§ PROBLEM TO SOLVE:
Give the records below again, word for word. No pictures belong in the copy.

§ THE INPUT:
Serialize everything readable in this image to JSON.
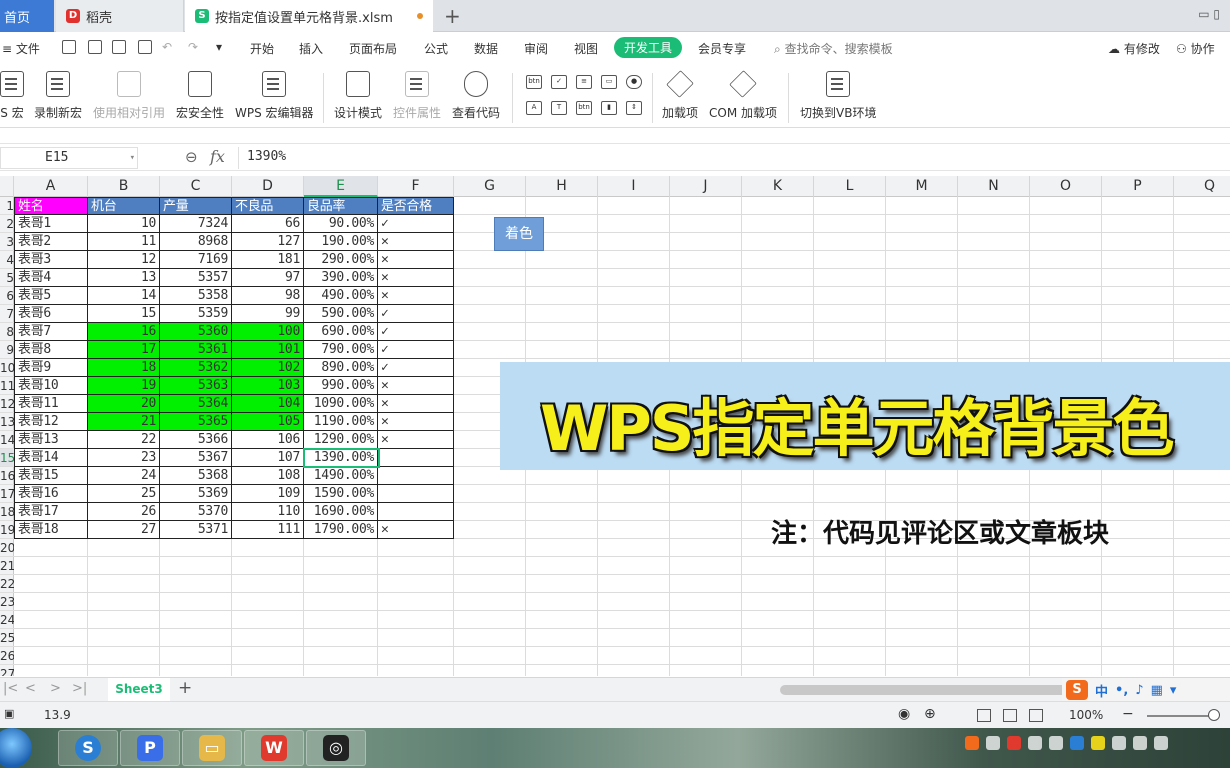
{
  "title_bar": {
    "home_tab": "首页",
    "tabs": [
      {
        "label": "稻壳"
      },
      {
        "label": "按指定值设置单元格背景.xlsm"
      }
    ]
  },
  "menu": {
    "file": "文件",
    "items": [
      "开始",
      "插入",
      "页面布局",
      "公式",
      "数据",
      "审阅",
      "视图",
      "开发工具",
      "会员专享"
    ],
    "active": "开发工具",
    "search_placeholder": "查找命令、搜索模板",
    "right": [
      "有修改",
      "协作"
    ]
  },
  "ribbon": {
    "buttons": [
      {
        "label": "S 宏",
        "disabled": false
      },
      {
        "label": "录制新宏",
        "disabled": false
      },
      {
        "label": "使用相对引用",
        "disabled": true
      },
      {
        "label": "宏安全性",
        "disabled": false
      },
      {
        "label": "WPS 宏编辑器",
        "disabled": false
      },
      {
        "label": "设计模式",
        "disabled": false
      },
      {
        "label": "控件属性",
        "disabled": true
      },
      {
        "label": "查看代码",
        "disabled": false
      },
      {
        "label": "加载项",
        "disabled": false
      },
      {
        "label": "COM 加载项",
        "disabled": false
      },
      {
        "label": "切换到VB环境",
        "disabled": false
      }
    ]
  },
  "formula_bar": {
    "cell_ref": "E15",
    "fx": "fx",
    "value": "1390%"
  },
  "sheet": {
    "columns": [
      "A",
      "B",
      "C",
      "D",
      "E",
      "F",
      "G",
      "H",
      "I",
      "J",
      "K",
      "L",
      "M",
      "N",
      "O",
      "P",
      "Q"
    ],
    "selected_column": "E",
    "row_numbers": [
      "1",
      "2",
      "3",
      "4",
      "5",
      "6",
      "7",
      "8",
      "9",
      "10",
      "11",
      "12",
      "13",
      "14",
      "15",
      "16",
      "17",
      "18",
      "19",
      "20",
      "21",
      "22",
      "23",
      "24",
      "25",
      "26",
      "27"
    ],
    "selected_row": "15",
    "headers": [
      "姓名",
      "机台",
      "产量",
      "不良品",
      "良品率",
      "是否合格"
    ],
    "rows": [
      {
        "name": "表哥1",
        "machine": "10",
        "output": "7324",
        "defects": "66",
        "rate": "90.00%",
        "pass": "✓",
        "green": false
      },
      {
        "name": "表哥2",
        "machine": "11",
        "output": "8968",
        "defects": "127",
        "rate": "190.00%",
        "pass": "✕",
        "green": false
      },
      {
        "name": "表哥3",
        "machine": "12",
        "output": "7169",
        "defects": "181",
        "rate": "290.00%",
        "pass": "✕",
        "green": false
      },
      {
        "name": "表哥4",
        "machine": "13",
        "output": "5357",
        "defects": "97",
        "rate": "390.00%",
        "pass": "✕",
        "green": false
      },
      {
        "name": "表哥5",
        "machine": "14",
        "output": "5358",
        "defects": "98",
        "rate": "490.00%",
        "pass": "✕",
        "green": false
      },
      {
        "name": "表哥6",
        "machine": "15",
        "output": "5359",
        "defects": "99",
        "rate": "590.00%",
        "pass": "✓",
        "green": false
      },
      {
        "name": "表哥7",
        "machine": "16",
        "output": "5360",
        "defects": "100",
        "rate": "690.00%",
        "pass": "✓",
        "green": true
      },
      {
        "name": "表哥8",
        "machine": "17",
        "output": "5361",
        "defects": "101",
        "rate": "790.00%",
        "pass": "✓",
        "green": true
      },
      {
        "name": "表哥9",
        "machine": "18",
        "output": "5362",
        "defects": "102",
        "rate": "890.00%",
        "pass": "✓",
        "green": true
      },
      {
        "name": "表哥10",
        "machine": "19",
        "output": "5363",
        "defects": "103",
        "rate": "990.00%",
        "pass": "✕",
        "green": true
      },
      {
        "name": "表哥11",
        "machine": "20",
        "output": "5364",
        "defects": "104",
        "rate": "1090.00%",
        "pass": "✕",
        "green": true
      },
      {
        "name": "表哥12",
        "machine": "21",
        "output": "5365",
        "defects": "105",
        "rate": "1190.00%",
        "pass": "✕",
        "green": true
      },
      {
        "name": "表哥13",
        "machine": "22",
        "output": "5366",
        "defects": "106",
        "rate": "1290.00%",
        "pass": "✕",
        "green": false
      },
      {
        "name": "表哥14",
        "machine": "23",
        "output": "5367",
        "defects": "107",
        "rate": "1390.00%",
        "pass": "",
        "green": false
      },
      {
        "name": "表哥15",
        "machine": "24",
        "output": "5368",
        "defects": "108",
        "rate": "1490.00%",
        "pass": "",
        "green": false
      },
      {
        "name": "表哥16",
        "machine": "25",
        "output": "5369",
        "defects": "109",
        "rate": "1590.00%",
        "pass": "",
        "green": false
      },
      {
        "name": "表哥17",
        "machine": "26",
        "output": "5370",
        "defects": "110",
        "rate": "1690.00%",
        "pass": "",
        "green": false
      },
      {
        "name": "表哥18",
        "machine": "27",
        "output": "5371",
        "defects": "111",
        "rate": "1790.00%",
        "pass": "✕",
        "green": false
      }
    ],
    "color_button": "着色",
    "banner_title": "WPS指定单元格背景色",
    "note": "注：代码见评论区或文章板块"
  },
  "sheet_tabs": {
    "active": "Sheet3"
  },
  "ime": {
    "label": "中"
  },
  "status_bar": {
    "value": "13.9",
    "zoom": "100%"
  },
  "colors": {
    "accent": "#1bbd76",
    "header_blue": "#4f7fc0",
    "header_pink": "#ff00ff",
    "highlight_green": "#00f000",
    "banner_bg": "#bcdcf4",
    "banner_text": "#f7ef1a"
  }
}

§ ANSWER FOR THIS EXERCISE:
Serialize everything readable in this image to JSON.
{
  "title_bar": {
    "home_tab": "首页",
    "tabs": [
      {
        "label": "稻壳"
      },
      {
        "label": "按指定值设置单元格背景.xlsm"
      }
    ]
  },
  "menu": {
    "file": "文件",
    "items": [
      "开始",
      "插入",
      "页面布局",
      "公式",
      "数据",
      "审阅",
      "视图",
      "开发工具",
      "会员专享"
    ],
    "active": "开发工具",
    "search_placeholder": "查找命令、搜索模板",
    "right": [
      "有修改",
      "协作"
    ]
  },
  "ribbon": {
    "buttons": [
      {
        "label": "S 宏",
        "disabled": false
      },
      {
        "label": "录制新宏",
        "disabled": false
      },
      {
        "label": "使用相对引用",
        "disabled": true
      },
      {
        "label": "宏安全性",
        "disabled": false
      },
      {
        "label": "WPS 宏编辑器",
        "disabled": false
      },
      {
        "label": "设计模式",
        "disabled": false
      },
      {
        "label": "控件属性",
        "disabled": true
      },
      {
        "label": "查看代码",
        "disabled": false
      },
      {
        "label": "加载项",
        "disabled": false
      },
      {
        "label": "COM 加载项",
        "disabled": false
      },
      {
        "label": "切换到VB环境",
        "disabled": false
      }
    ]
  },
  "formula_bar": {
    "cell_ref": "E15",
    "fx": "fx",
    "value": "1390%"
  },
  "sheet": {
    "columns": [
      "A",
      "B",
      "C",
      "D",
      "E",
      "F",
      "G",
      "H",
      "I",
      "J",
      "K",
      "L",
      "M",
      "N",
      "O",
      "P",
      "Q"
    ],
    "selected_column": "E",
    "row_numbers": [
      "1",
      "2",
      "3",
      "4",
      "5",
      "6",
      "7",
      "8",
      "9",
      "10",
      "11",
      "12",
      "13",
      "14",
      "15",
      "16",
      "17",
      "18",
      "19",
      "20",
      "21",
      "22",
      "23",
      "24",
      "25",
      "26",
      "27"
    ],
    "selected_row": "15",
    "headers": [
      "姓名",
      "机台",
      "产量",
      "不良品",
      "良品率",
      "是否合格"
    ],
    "rows": [
      {
        "name": "表哥1",
        "machine": "10",
        "output": "7324",
        "defects": "66",
        "rate": "90.00%",
        "pass": "✓",
        "green": false
      },
      {
        "name": "表哥2",
        "machine": "11",
        "output": "8968",
        "defects": "127",
        "rate": "190.00%",
        "pass": "✕",
        "green": false
      },
      {
        "name": "表哥3",
        "machine": "12",
        "output": "7169",
        "defects": "181",
        "rate": "290.00%",
        "pass": "✕",
        "green": false
      },
      {
        "name": "表哥4",
        "machine": "13",
        "output": "5357",
        "defects": "97",
        "rate": "390.00%",
        "pass": "✕",
        "green": false
      },
      {
        "name": "表哥5",
        "machine": "14",
        "output": "5358",
        "defects": "98",
        "rate": "490.00%",
        "pass": "✕",
        "green": false
      },
      {
        "name": "表哥6",
        "machine": "15",
        "output": "5359",
        "defects": "99",
        "rate": "590.00%",
        "pass": "✓",
        "green": false
      },
      {
        "name": "表哥7",
        "machine": "16",
        "output": "5360",
        "defects": "100",
        "rate": "690.00%",
        "pass": "✓",
        "green": true
      },
      {
        "name": "表哥8",
        "machine": "17",
        "output": "5361",
        "defects": "101",
        "rate": "790.00%",
        "pass": "✓",
        "green": true
      },
      {
        "name": "表哥9",
        "machine": "18",
        "output": "5362",
        "defects": "102",
        "rate": "890.00%",
        "pass": "✓",
        "green": true
      },
      {
        "name": "表哥10",
        "machine": "19",
        "output": "5363",
        "defects": "103",
        "rate": "990.00%",
        "pass": "✕",
        "green": true
      },
      {
        "name": "表哥11",
        "machine": "20",
        "output": "5364",
        "defects": "104",
        "rate": "1090.00%",
        "pass": "✕",
        "green": true
      },
      {
        "name": "表哥12",
        "machine": "21",
        "output": "5365",
        "defects": "105",
        "rate": "1190.00%",
        "pass": "✕",
        "green": true
      },
      {
        "name": "表哥13",
        "machine": "22",
        "output": "5366",
        "defects": "106",
        "rate": "1290.00%",
        "pass": "✕",
        "green": false
      },
      {
        "name": "表哥14",
        "machine": "23",
        "output": "5367",
        "defects": "107",
        "rate": "1390.00%",
        "pass": "",
        "green": false
      },
      {
        "name": "表哥15",
        "machine": "24",
        "output": "5368",
        "defects": "108",
        "rate": "1490.00%",
        "pass": "",
        "green": false
      },
      {
        "name": "表哥16",
        "machine": "25",
        "output": "5369",
        "defects": "109",
        "rate": "1590.00%",
        "pass": "",
        "green": false
      },
      {
        "name": "表哥17",
        "machine": "26",
        "output": "5370",
        "defects": "110",
        "rate": "1690.00%",
        "pass": "",
        "green": false
      },
      {
        "name": "表哥18",
        "machine": "27",
        "output": "5371",
        "defects": "111",
        "rate": "1790.00%",
        "pass": "✕",
        "green": false
      }
    ],
    "color_button": "着色",
    "banner_title": "WPS指定单元格背景色",
    "note": "注：代码见评论区或文章板块"
  },
  "sheet_tabs": {
    "active": "Sheet3"
  },
  "ime": {
    "label": "中"
  },
  "status_bar": {
    "value": "13.9",
    "zoom": "100%"
  },
  "colors": {
    "accent": "#1bbd76",
    "header_blue": "#4f7fc0",
    "header_pink": "#ff00ff",
    "highlight_green": "#00f000",
    "banner_bg": "#bcdcf4",
    "banner_text": "#f7ef1a"
  }
}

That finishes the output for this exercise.